- **The problem**:
Find every line in the entries that holds the string "resources" and report it.

- **Supplied material**:
++++++++++

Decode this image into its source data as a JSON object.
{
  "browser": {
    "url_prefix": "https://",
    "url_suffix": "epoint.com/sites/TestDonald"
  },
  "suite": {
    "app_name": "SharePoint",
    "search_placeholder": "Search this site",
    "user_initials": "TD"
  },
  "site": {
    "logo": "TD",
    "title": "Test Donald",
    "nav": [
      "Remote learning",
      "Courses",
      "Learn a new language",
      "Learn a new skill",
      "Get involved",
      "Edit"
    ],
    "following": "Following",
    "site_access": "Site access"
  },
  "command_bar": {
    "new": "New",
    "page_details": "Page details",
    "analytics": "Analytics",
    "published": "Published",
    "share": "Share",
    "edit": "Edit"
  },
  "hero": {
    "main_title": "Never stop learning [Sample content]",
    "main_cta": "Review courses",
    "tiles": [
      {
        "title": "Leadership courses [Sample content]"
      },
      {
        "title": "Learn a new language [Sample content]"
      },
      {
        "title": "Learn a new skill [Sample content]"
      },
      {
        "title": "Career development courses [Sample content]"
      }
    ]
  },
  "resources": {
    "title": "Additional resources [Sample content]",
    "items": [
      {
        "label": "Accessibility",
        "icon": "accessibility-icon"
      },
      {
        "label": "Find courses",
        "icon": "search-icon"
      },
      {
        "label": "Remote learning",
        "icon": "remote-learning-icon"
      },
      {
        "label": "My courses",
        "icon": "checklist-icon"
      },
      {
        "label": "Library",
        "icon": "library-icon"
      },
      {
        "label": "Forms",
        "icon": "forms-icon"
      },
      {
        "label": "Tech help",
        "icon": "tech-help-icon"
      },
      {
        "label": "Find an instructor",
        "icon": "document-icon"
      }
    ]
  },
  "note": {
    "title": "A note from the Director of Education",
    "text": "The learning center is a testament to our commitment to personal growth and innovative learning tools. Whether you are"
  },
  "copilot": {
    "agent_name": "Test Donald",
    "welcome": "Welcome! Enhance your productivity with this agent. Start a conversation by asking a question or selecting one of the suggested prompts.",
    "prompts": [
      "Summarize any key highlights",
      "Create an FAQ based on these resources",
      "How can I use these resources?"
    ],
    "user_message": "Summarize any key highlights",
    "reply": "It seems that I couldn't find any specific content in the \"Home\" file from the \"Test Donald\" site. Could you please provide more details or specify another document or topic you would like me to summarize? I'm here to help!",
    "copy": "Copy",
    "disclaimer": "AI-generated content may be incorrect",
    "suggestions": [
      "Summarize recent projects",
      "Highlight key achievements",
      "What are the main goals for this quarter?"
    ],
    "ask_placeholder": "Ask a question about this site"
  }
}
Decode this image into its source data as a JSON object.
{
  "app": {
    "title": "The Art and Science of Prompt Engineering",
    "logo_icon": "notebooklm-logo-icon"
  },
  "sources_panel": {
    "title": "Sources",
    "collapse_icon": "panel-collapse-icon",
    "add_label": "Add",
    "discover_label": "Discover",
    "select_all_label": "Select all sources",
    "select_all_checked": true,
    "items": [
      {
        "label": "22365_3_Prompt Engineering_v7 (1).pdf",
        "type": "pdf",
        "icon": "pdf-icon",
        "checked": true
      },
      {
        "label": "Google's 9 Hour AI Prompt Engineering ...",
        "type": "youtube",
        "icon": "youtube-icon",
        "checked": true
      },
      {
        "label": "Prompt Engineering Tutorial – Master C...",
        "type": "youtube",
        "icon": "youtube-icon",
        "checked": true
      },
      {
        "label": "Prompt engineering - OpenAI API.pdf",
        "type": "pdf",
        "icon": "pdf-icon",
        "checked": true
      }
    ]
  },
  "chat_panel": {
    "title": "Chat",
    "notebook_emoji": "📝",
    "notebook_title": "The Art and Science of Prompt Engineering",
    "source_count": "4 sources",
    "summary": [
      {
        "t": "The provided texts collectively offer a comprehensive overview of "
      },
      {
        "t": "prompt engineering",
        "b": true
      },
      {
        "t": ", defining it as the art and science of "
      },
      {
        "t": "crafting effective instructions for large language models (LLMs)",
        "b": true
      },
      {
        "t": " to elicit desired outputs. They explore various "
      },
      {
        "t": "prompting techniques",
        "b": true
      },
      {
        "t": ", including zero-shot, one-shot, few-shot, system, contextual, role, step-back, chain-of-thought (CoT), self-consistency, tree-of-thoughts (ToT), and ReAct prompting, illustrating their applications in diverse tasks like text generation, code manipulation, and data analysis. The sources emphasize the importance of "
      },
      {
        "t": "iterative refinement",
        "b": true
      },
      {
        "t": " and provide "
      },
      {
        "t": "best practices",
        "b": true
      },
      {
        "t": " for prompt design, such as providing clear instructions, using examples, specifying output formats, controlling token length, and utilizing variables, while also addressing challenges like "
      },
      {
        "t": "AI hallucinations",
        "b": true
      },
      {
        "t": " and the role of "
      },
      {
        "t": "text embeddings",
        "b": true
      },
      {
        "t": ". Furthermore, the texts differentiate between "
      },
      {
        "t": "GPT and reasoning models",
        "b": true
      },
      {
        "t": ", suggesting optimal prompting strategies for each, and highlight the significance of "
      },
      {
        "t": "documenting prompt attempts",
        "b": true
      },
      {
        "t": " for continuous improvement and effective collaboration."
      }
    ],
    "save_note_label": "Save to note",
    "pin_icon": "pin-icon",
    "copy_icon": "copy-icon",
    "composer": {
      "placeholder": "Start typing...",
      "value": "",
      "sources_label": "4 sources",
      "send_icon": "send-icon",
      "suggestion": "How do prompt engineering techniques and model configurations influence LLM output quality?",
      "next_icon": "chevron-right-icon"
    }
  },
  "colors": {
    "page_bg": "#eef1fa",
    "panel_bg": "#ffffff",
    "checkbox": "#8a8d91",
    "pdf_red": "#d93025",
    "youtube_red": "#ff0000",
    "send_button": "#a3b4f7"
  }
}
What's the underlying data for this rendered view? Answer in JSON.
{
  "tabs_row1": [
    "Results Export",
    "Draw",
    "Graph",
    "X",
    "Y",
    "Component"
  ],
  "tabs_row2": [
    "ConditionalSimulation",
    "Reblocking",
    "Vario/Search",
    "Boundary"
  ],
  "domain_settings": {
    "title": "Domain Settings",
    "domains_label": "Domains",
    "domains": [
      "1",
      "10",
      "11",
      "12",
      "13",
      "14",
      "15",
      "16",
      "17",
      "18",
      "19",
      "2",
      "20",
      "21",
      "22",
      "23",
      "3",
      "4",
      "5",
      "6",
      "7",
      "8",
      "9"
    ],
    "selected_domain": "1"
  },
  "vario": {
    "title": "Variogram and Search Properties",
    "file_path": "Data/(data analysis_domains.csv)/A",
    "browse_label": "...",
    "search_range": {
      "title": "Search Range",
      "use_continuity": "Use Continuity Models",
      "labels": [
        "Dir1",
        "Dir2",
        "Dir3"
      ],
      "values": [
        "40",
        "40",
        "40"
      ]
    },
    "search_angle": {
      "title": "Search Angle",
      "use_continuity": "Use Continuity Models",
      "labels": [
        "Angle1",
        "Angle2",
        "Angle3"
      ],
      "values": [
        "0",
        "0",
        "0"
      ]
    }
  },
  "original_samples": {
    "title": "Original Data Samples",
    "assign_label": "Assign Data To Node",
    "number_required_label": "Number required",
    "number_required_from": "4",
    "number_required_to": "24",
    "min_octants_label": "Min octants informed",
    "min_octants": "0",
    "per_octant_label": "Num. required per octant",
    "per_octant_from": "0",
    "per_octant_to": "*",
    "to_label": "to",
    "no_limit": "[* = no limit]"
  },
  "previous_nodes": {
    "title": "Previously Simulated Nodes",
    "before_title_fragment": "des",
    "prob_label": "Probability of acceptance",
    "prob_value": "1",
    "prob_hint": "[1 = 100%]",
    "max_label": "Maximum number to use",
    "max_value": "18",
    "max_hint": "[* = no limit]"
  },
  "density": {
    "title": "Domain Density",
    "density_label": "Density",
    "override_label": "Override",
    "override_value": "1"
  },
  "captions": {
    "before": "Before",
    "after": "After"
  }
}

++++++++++

- **Task answer**:
  "resources": {
    "title": "Additional resources [Sample content]",
      "Create an FAQ based on these resources",
      "How can I use these resources?"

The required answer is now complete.